═══ Data ═══
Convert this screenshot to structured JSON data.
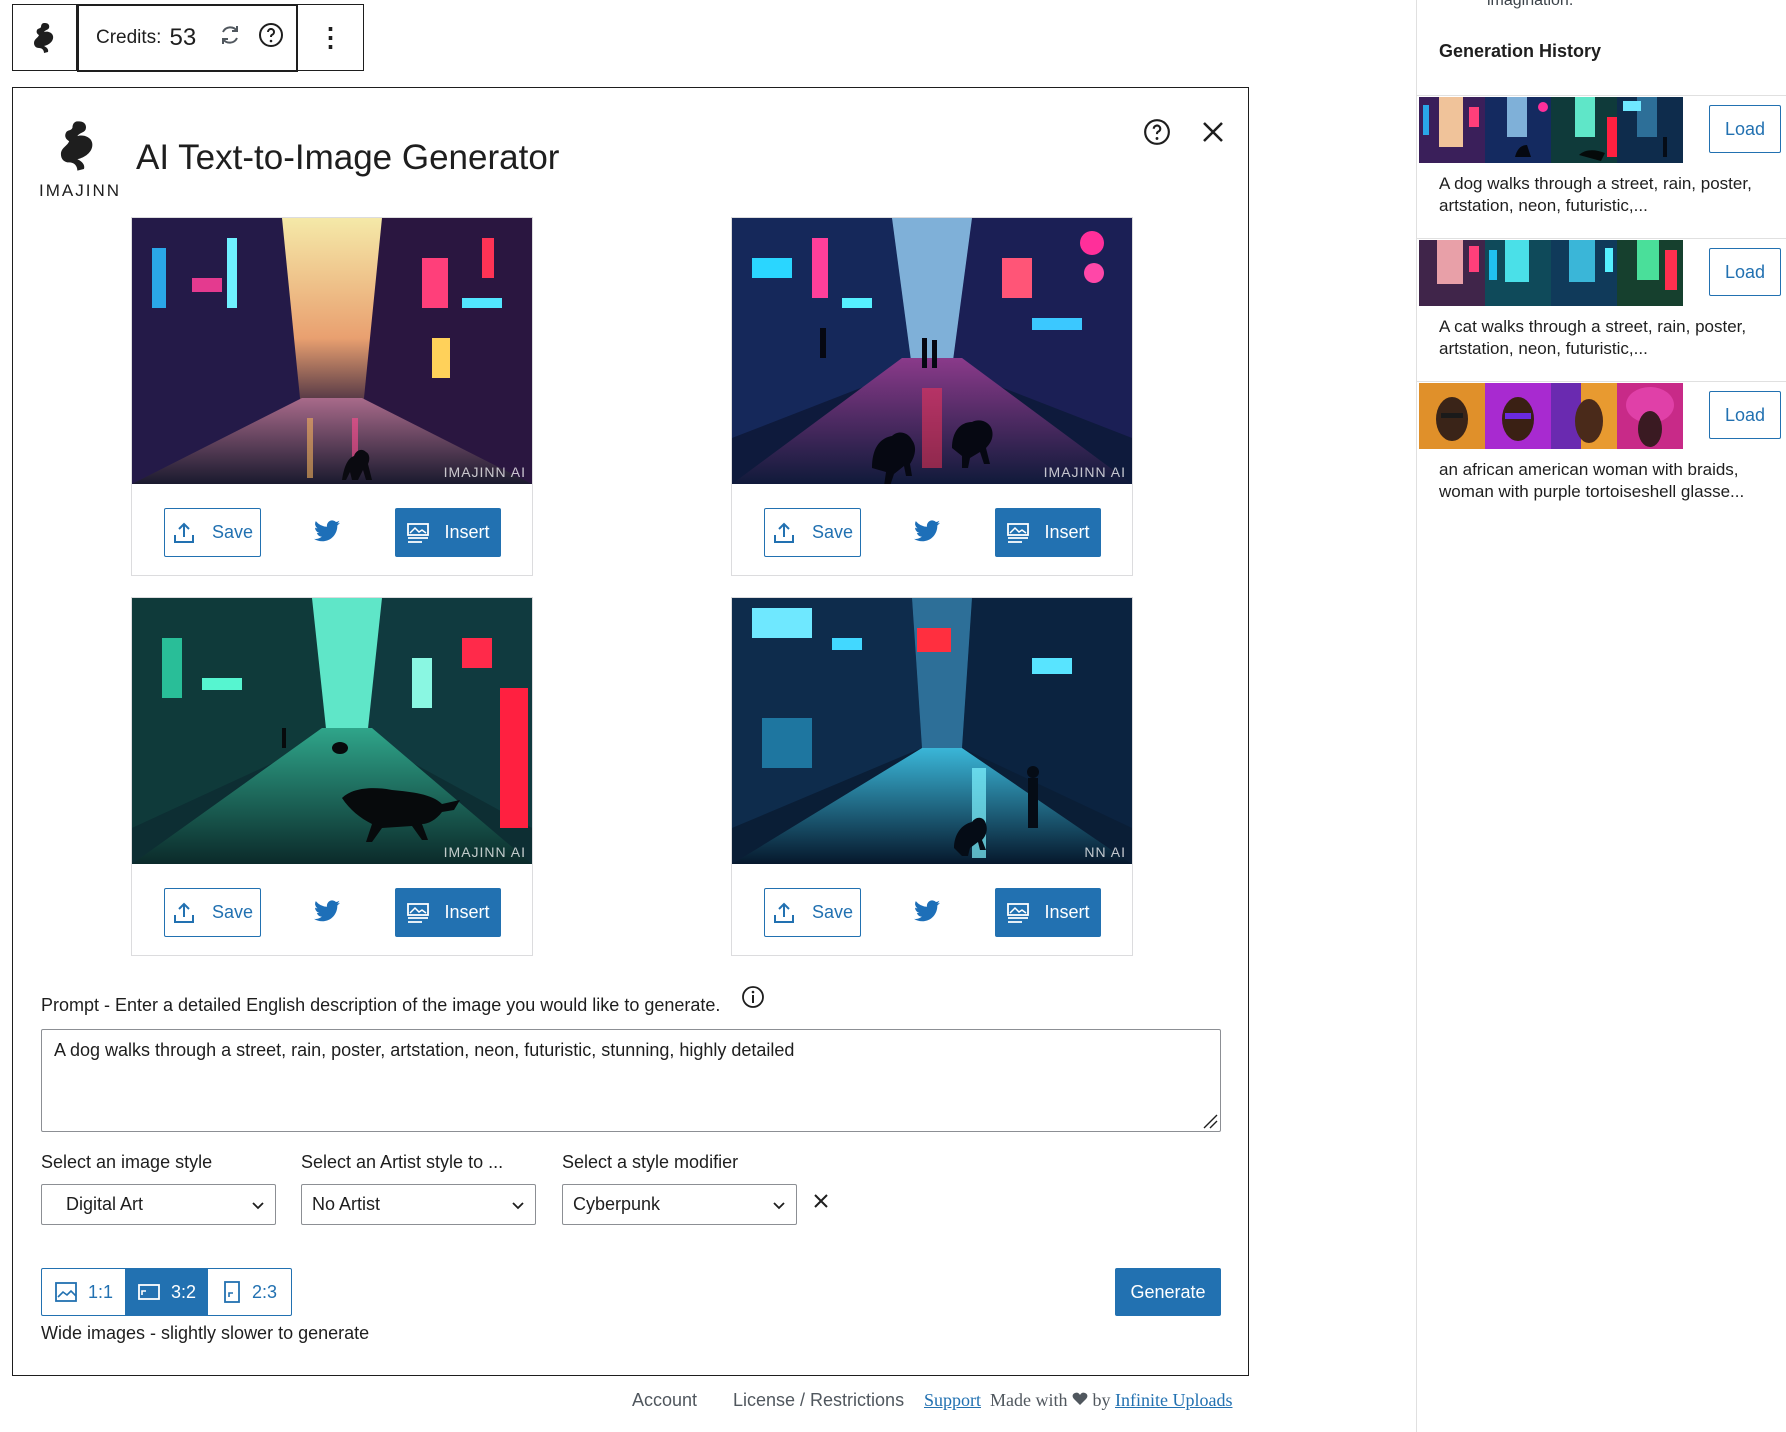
{
  "toolbar": {
    "credits_label": "Credits:",
    "credits_value": "53"
  },
  "modal": {
    "title": "AI Text-to-Image Generator",
    "brand": "IMAJINN"
  },
  "cards": [
    {
      "watermark": "IMAJINN AI",
      "save_label": "Save",
      "insert_label": "Insert"
    },
    {
      "watermark": "IMAJINN AI",
      "save_label": "Save",
      "insert_label": "Insert"
    },
    {
      "watermark": "IMAJINN AI",
      "save_label": "Save",
      "insert_label": "Insert"
    },
    {
      "watermark": "NN AI",
      "save_label": "Save",
      "insert_label": "Insert"
    }
  ],
  "prompt": {
    "label": "Prompt - Enter a detailed English description of the image you would like to generate.",
    "value": "A dog walks through a street, rain, poster, artstation, neon, futuristic, stunning, highly detailed"
  },
  "selects": {
    "image_style": {
      "label": "Select an image style",
      "value": "Digital Art"
    },
    "artist_style": {
      "label": "Select an Artist style to ...",
      "value": "No Artist"
    },
    "style_modifier": {
      "label": "Select a style modifier",
      "value": "Cyberpunk"
    }
  },
  "ratios": [
    {
      "label": "1:1",
      "active": false
    },
    {
      "label": "3:2",
      "active": true
    },
    {
      "label": "2:3",
      "active": false
    }
  ],
  "ratio_note": "Wide images - slightly slower to generate",
  "generate_label": "Generate",
  "footer": {
    "account": "Account",
    "license": "License / Restrictions",
    "support": "Support",
    "made_with": "Made with",
    "by": "by",
    "infinite": "Infinite Uploads"
  },
  "sidebar": {
    "cut_text": "imagination.",
    "title": "Generation History",
    "items": [
      {
        "load_label": "Load",
        "text": "A dog walks through a street, rain, poster, artstation, neon, futuristic,..."
      },
      {
        "load_label": "Load",
        "text": "A cat walks through a street, rain, poster, artstation, neon, futuristic,..."
      },
      {
        "load_label": "Load",
        "text": "an african american woman with braids, woman with purple tortoiseshell glasse..."
      }
    ]
  },
  "colors": {
    "accent": "#2271b1",
    "border": "#1e1e1e",
    "twitter": "#1d6fb8"
  }
}
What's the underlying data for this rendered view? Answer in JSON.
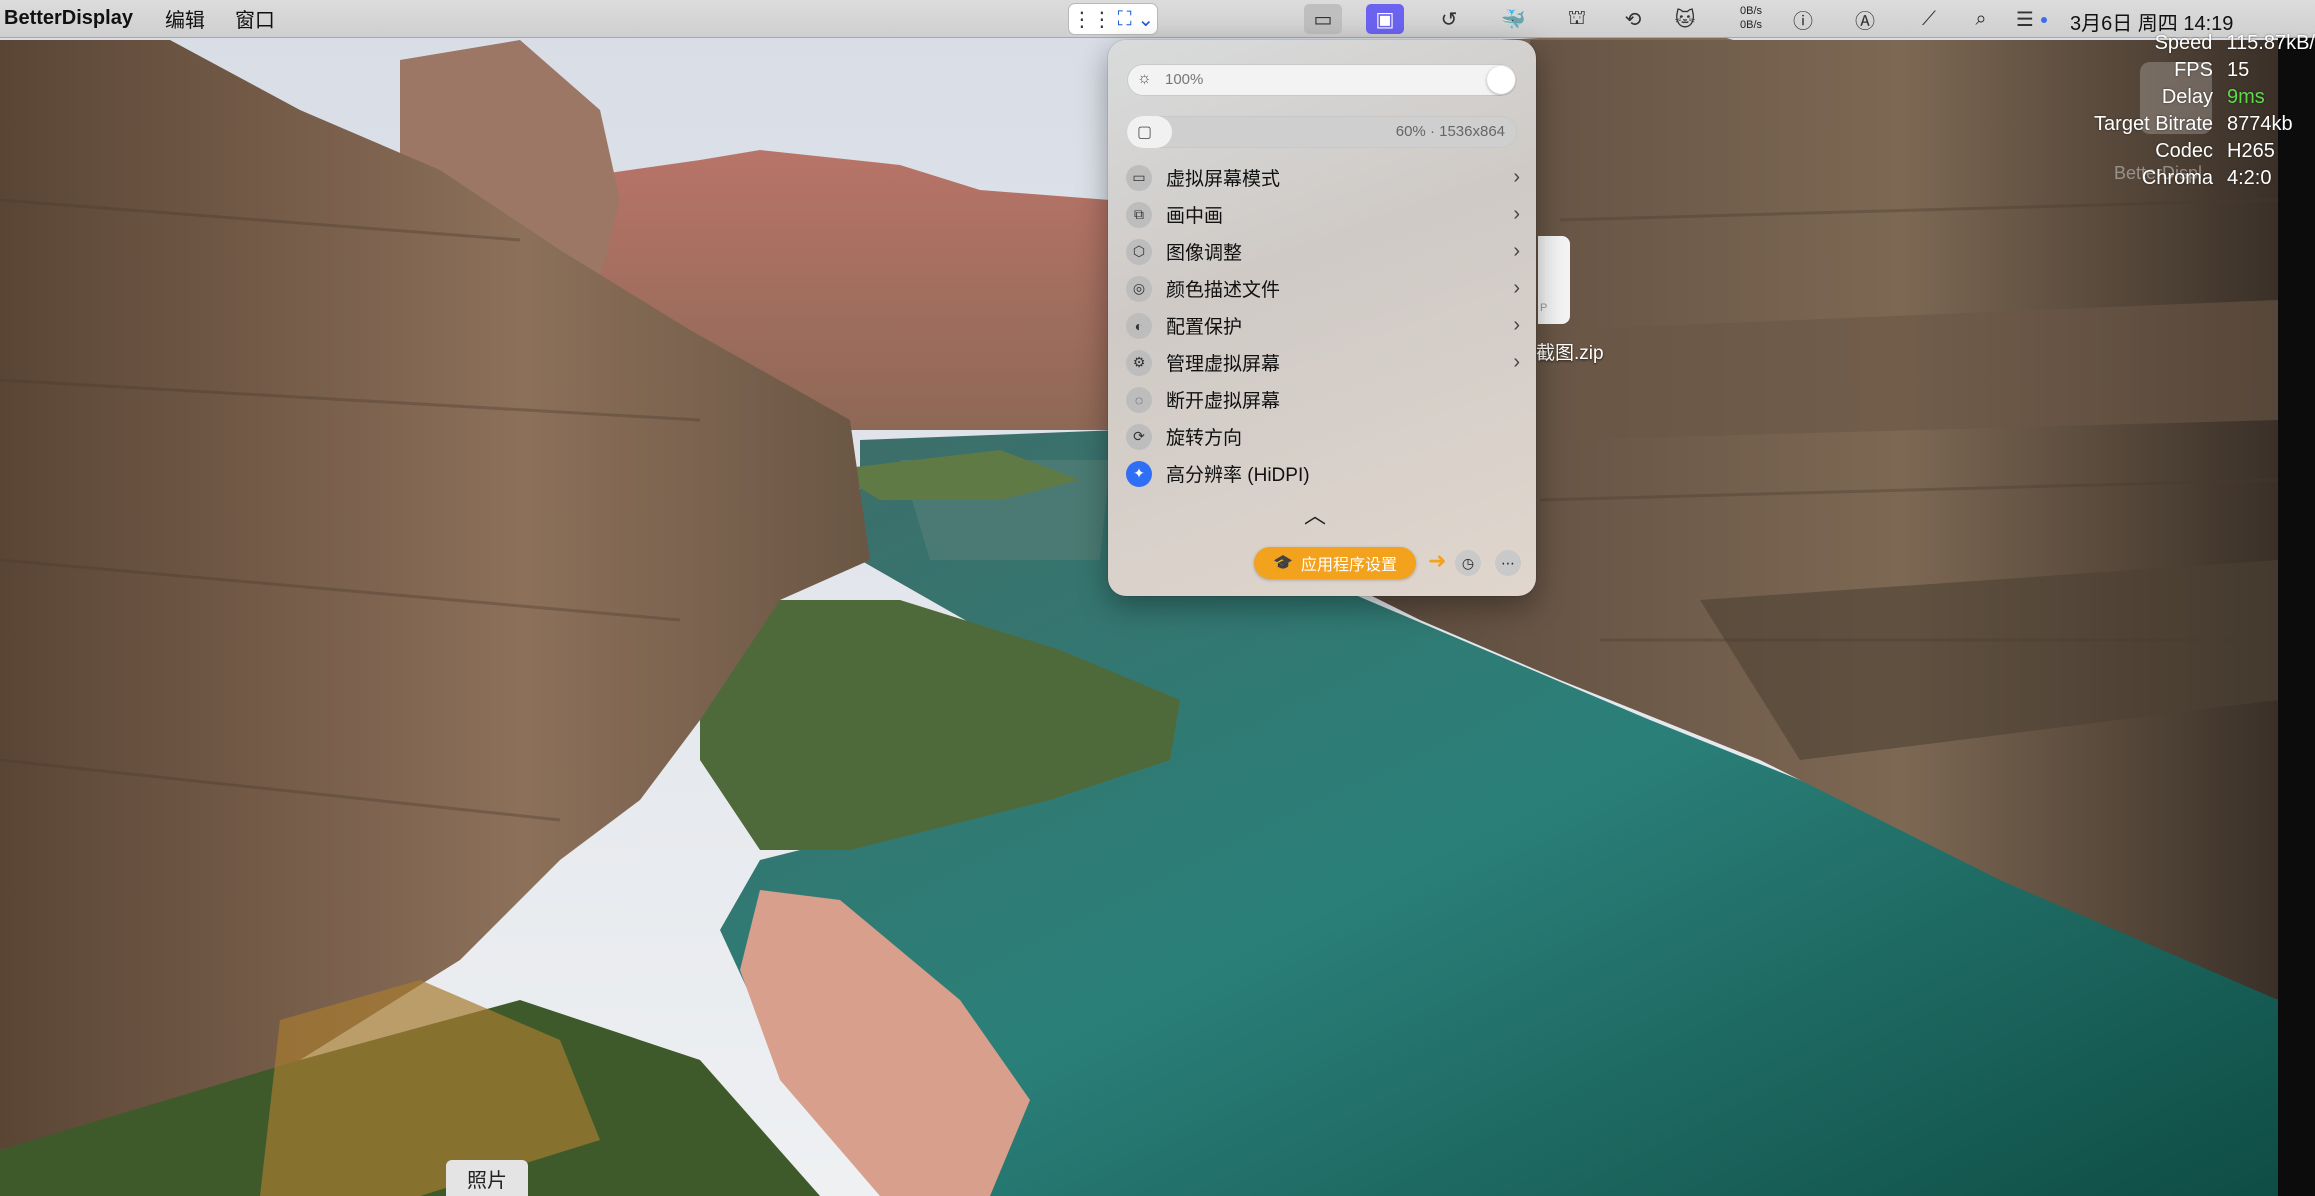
{
  "menubar": {
    "app_name": "BetterDisplay",
    "menus": [
      "编辑",
      "窗口"
    ],
    "selection_tool_icons": [
      "select-icon",
      "chevron-down-icon"
    ],
    "status_icons": [
      "display-icon",
      "virtual-screen-icon",
      "history-icon",
      "docker-icon",
      "extension-icon",
      "sync-icon",
      "cat-icon",
      "info-icon",
      "input-a-icon",
      "wifi-off-icon",
      "search-icon",
      "control-center-icon"
    ],
    "net_up": "0B/s",
    "net_down": "0B/s",
    "clock": "3月6日 周四  14:19"
  },
  "stats": [
    {
      "key": "Speed",
      "value": "115.87kB/"
    },
    {
      "key": "FPS",
      "value": "15"
    },
    {
      "key": "Delay",
      "value": "9ms",
      "color": "#5ddc4b"
    },
    {
      "key": "Target Bitrate",
      "value": "8774kb"
    },
    {
      "key": "Codec",
      "value": "H265"
    },
    {
      "key": "Chroma",
      "value": "4:2:0"
    }
  ],
  "stats_ghost": "BetterDispl",
  "desktop_file": {
    "label": "截图.zip",
    "icon_tag": "P"
  },
  "panel": {
    "brightness": {
      "label": "100%",
      "value": 1.0
    },
    "resolution": {
      "label": "60% · 1536x864",
      "value": 0.6
    },
    "items": [
      {
        "label": "虚拟屏幕模式",
        "icon": "virtual-screen-mode-icon",
        "glyph": "▭",
        "chevron": true
      },
      {
        "label": "画中画",
        "icon": "picture-in-picture-icon",
        "glyph": "⧉",
        "chevron": true
      },
      {
        "label": "图像调整",
        "icon": "image-adjust-icon",
        "glyph": "⬡",
        "chevron": true
      },
      {
        "label": "颜色描述文件",
        "icon": "color-profile-icon",
        "glyph": "◎",
        "chevron": true
      },
      {
        "label": "配置保护",
        "icon": "protection-icon",
        "glyph": "◐",
        "chevron": true
      },
      {
        "label": "管理虚拟屏幕",
        "icon": "manage-screens-icon",
        "glyph": "⚙",
        "chevron": true
      },
      {
        "label": "断开虚拟屏幕",
        "icon": "disconnect-icon",
        "glyph": "◌",
        "chevron": false
      },
      {
        "label": "旋转方向",
        "icon": "rotate-icon",
        "glyph": "⟳",
        "chevron": false
      },
      {
        "label": "高分辨率 (HiDPI)",
        "icon": "hidpi-icon",
        "glyph": "✦",
        "chevron": false,
        "accent": "#2f6ff5"
      }
    ],
    "app_settings_label": "应用程序设置",
    "accent": "#f3a21d"
  },
  "dock_tooltip": "照片"
}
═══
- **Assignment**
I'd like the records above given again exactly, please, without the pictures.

- **Your response**
Convert this screenshot to structured JSON data.
{
  "toolbar": {
    "credits_label": "Credits:",
    "credits_value": "53"
  },
  "modal": {
    "title": "AI Text-to-Image Generator",
    "brand": "IMAJINN"
  },
  "cards": [
    {
      "watermark": "IMAJINN AI",
      "save_label": "Save",
      "insert_label": "Insert"
    },
    {
      "watermark": "IMAJINN AI",
      "save_label": "Save",
      "insert_label": "Insert"
    },
    {
      "watermark": "IMAJINN AI",
      "save_label": "Save",
      "insert_label": "Insert"
    },
    {
      "watermark": "NN AI",
      "save_label": "Save",
      "insert_label": "Insert"
    }
  ],
  "prompt": {
    "label": "Prompt - Enter a detailed English description of the image you would like to generate.",
    "value": "A dog walks through a street, rain, poster, artstation, neon, futuristic, stunning, highly detailed"
  },
  "selects": {
    "image_style": {
      "label": "Select an image style",
      "value": "Digital Art"
    },
    "artist_style": {
      "label": "Select an Artist style to ...",
      "value": "No Artist"
    },
    "style_modifier": {
      "label": "Select a style modifier",
      "value": "Cyberpunk"
    }
  },
  "ratios": [
    {
      "label": "1:1",
      "active": false
    },
    {
      "label": "3:2",
      "active": true
    },
    {
      "label": "2:3",
      "active": false
    }
  ],
  "ratio_note": "Wide images - slightly slower to generate",
  "generate_label": "Generate",
  "footer": {
    "account": "Account",
    "license": "License / Restrictions",
    "support": "Support",
    "made_with": "Made with",
    "by": "by",
    "infinite": "Infinite Uploads"
  },
  "sidebar": {
    "cut_text": "imagination.",
    "title": "Generation History",
    "items": [
      {
        "load_label": "Load",
        "text": "A dog walks through a street, rain, poster, artstation, neon, futuristic,..."
      },
      {
        "load_label": "Load",
        "text": "A cat walks through a street, rain, poster, artstation, neon, futuristic,..."
      },
      {
        "load_label": "Load",
        "text": "an african american woman with braids, woman with purple tortoiseshell glasse..."
      }
    ]
  },
  "colors": {
    "accent": "#2271b1",
    "border": "#1e1e1e",
    "twitter": "#1d6fb8"
  }
}
What's the underlying data for this rendered view? Answer in JSON.
{
  "menubar": {
    "app_name": "BetterDisplay",
    "menus": [
      "编辑",
      "窗口"
    ],
    "selection_tool_icons": [
      "select-icon",
      "chevron-down-icon"
    ],
    "status_icons": [
      "display-icon",
      "virtual-screen-icon",
      "history-icon",
      "docker-icon",
      "extension-icon",
      "sync-icon",
      "cat-icon",
      "info-icon",
      "input-a-icon",
      "wifi-off-icon",
      "search-icon",
      "control-center-icon"
    ],
    "net_up": "0B/s",
    "net_down": "0B/s",
    "clock": "3月6日 周四  14:19"
  },
  "stats": [
    {
      "key": "Speed",
      "value": "115.87kB/"
    },
    {
      "key": "FPS",
      "value": "15"
    },
    {
      "key": "Delay",
      "value": "9ms",
      "color": "#5ddc4b"
    },
    {
      "key": "Target Bitrate",
      "value": "8774kb"
    },
    {
      "key": "Codec",
      "value": "H265"
    },
    {
      "key": "Chroma",
      "value": "4:2:0"
    }
  ],
  "stats_ghost": "BetterDispl",
  "desktop_file": {
    "label": "截图.zip",
    "icon_tag": "P"
  },
  "panel": {
    "brightness": {
      "label": "100%",
      "value": 1.0
    },
    "resolution": {
      "label": "60% · 1536x864",
      "value": 0.6
    },
    "items": [
      {
        "label": "虚拟屏幕模式",
        "icon": "virtual-screen-mode-icon",
        "glyph": "▭",
        "chevron": true
      },
      {
        "label": "画中画",
        "icon": "picture-in-picture-icon",
        "glyph": "⧉",
        "chevron": true
      },
      {
        "label": "图像调整",
        "icon": "image-adjust-icon",
        "glyph": "⬡",
        "chevron": true
      },
      {
        "label": "颜色描述文件",
        "icon": "color-profile-icon",
        "glyph": "◎",
        "chevron": true
      },
      {
        "label": "配置保护",
        "icon": "protection-icon",
        "glyph": "◐",
        "chevron": true
      },
      {
        "label": "管理虚拟屏幕",
        "icon": "manage-screens-icon",
        "glyph": "⚙",
        "chevron": true
      },
      {
        "label": "断开虚拟屏幕",
        "icon": "disconnect-icon",
        "glyph": "◌",
        "chevron": false
      },
      {
        "label": "旋转方向",
        "icon": "rotate-icon",
        "glyph": "⟳",
        "chevron": false
      },
      {
        "label": "高分辨率 (HiDPI)",
        "icon": "hidpi-icon",
        "glyph": "✦",
        "chevron": false,
        "accent": "#2f6ff5"
      }
    ],
    "app_settings_label": "应用程序设置",
    "accent": "#f3a21d"
  },
  "dock_tooltip": "照片"
}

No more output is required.